▸ **Records to use**

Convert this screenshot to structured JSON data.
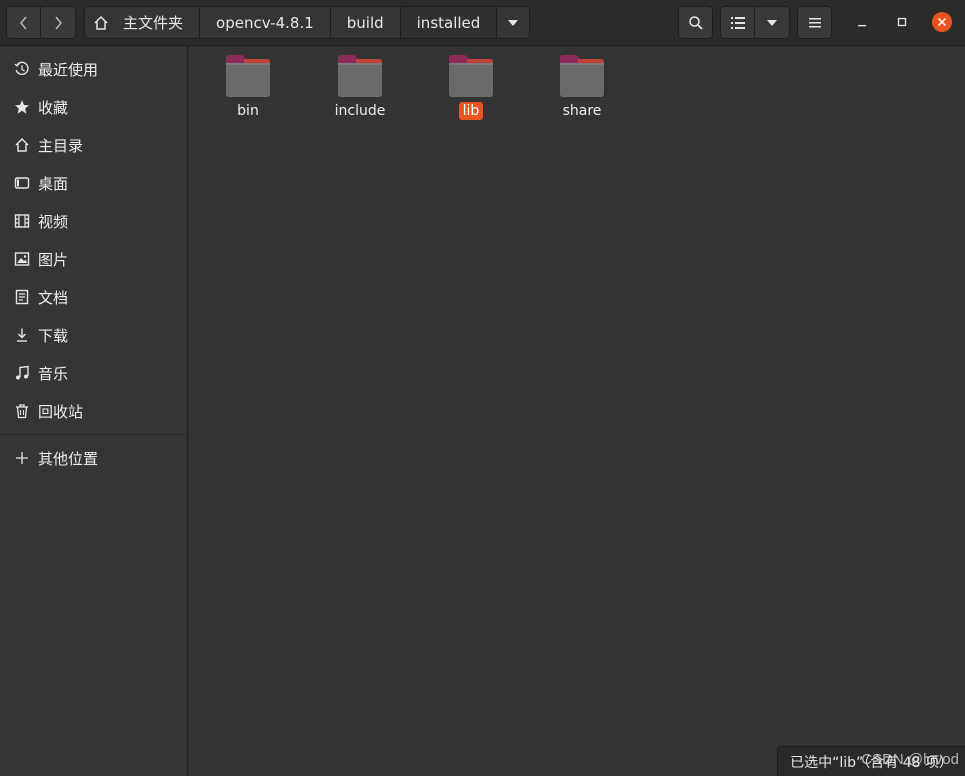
{
  "breadcrumb": {
    "items": [
      "主文件夹",
      "opencv-4.8.1",
      "build",
      "installed"
    ]
  },
  "icons": {
    "back": "chevron-left-icon",
    "forward": "chevron-right-icon",
    "home": "home-icon",
    "search": "search-icon",
    "list_view": "list-view-icon",
    "view_options": "chevron-down-icon",
    "menu": "hamburger-menu-icon",
    "minimize": "minimize-icon",
    "maximize": "maximize-icon",
    "close": "close-icon"
  },
  "sidebar": {
    "items": [
      {
        "label": "最近使用",
        "icon": "clock-icon"
      },
      {
        "label": "收藏",
        "icon": "star-icon"
      },
      {
        "label": "主目录",
        "icon": "home-icon"
      },
      {
        "label": "桌面",
        "icon": "desktop-icon"
      },
      {
        "label": "视频",
        "icon": "film-icon"
      },
      {
        "label": "图片",
        "icon": "image-icon"
      },
      {
        "label": "文档",
        "icon": "document-icon"
      },
      {
        "label": "下载",
        "icon": "download-icon"
      },
      {
        "label": "音乐",
        "icon": "music-icon"
      },
      {
        "label": "回收站",
        "icon": "trash-icon"
      }
    ],
    "other": {
      "label": "其他位置",
      "icon": "plus-icon"
    }
  },
  "files": [
    {
      "name": "bin",
      "selected": false
    },
    {
      "name": "include",
      "selected": false
    },
    {
      "name": "lib",
      "selected": true
    },
    {
      "name": "share",
      "selected": false
    }
  ],
  "status": {
    "text": "已选中“lib”（含有 48 项）"
  },
  "watermark": "CSDN @lovod",
  "colors": {
    "accent": "#e95420",
    "folder_tab": "#8d2a59",
    "folder_body": "#6a6a6a"
  }
}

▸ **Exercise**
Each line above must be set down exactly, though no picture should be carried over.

▸ **Output for this task**
Convert this screenshot to structured JSON data.
{
  "breadcrumb": {
    "items": [
      "主文件夹",
      "opencv-4.8.1",
      "build",
      "installed"
    ]
  },
  "icons": {
    "back": "chevron-left-icon",
    "forward": "chevron-right-icon",
    "home": "home-icon",
    "search": "search-icon",
    "list_view": "list-view-icon",
    "view_options": "chevron-down-icon",
    "menu": "hamburger-menu-icon",
    "minimize": "minimize-icon",
    "maximize": "maximize-icon",
    "close": "close-icon"
  },
  "sidebar": {
    "items": [
      {
        "label": "最近使用",
        "icon": "clock-icon"
      },
      {
        "label": "收藏",
        "icon": "star-icon"
      },
      {
        "label": "主目录",
        "icon": "home-icon"
      },
      {
        "label": "桌面",
        "icon": "desktop-icon"
      },
      {
        "label": "视频",
        "icon": "film-icon"
      },
      {
        "label": "图片",
        "icon": "image-icon"
      },
      {
        "label": "文档",
        "icon": "document-icon"
      },
      {
        "label": "下载",
        "icon": "download-icon"
      },
      {
        "label": "音乐",
        "icon": "music-icon"
      },
      {
        "label": "回收站",
        "icon": "trash-icon"
      }
    ],
    "other": {
      "label": "其他位置",
      "icon": "plus-icon"
    }
  },
  "files": [
    {
      "name": "bin",
      "selected": false
    },
    {
      "name": "include",
      "selected": false
    },
    {
      "name": "lib",
      "selected": true
    },
    {
      "name": "share",
      "selected": false
    }
  ],
  "status": {
    "text": "已选中“lib”（含有 48 项）"
  },
  "watermark": "CSDN @lovod",
  "colors": {
    "accent": "#e95420",
    "folder_tab": "#8d2a59",
    "folder_body": "#6a6a6a"
  }
}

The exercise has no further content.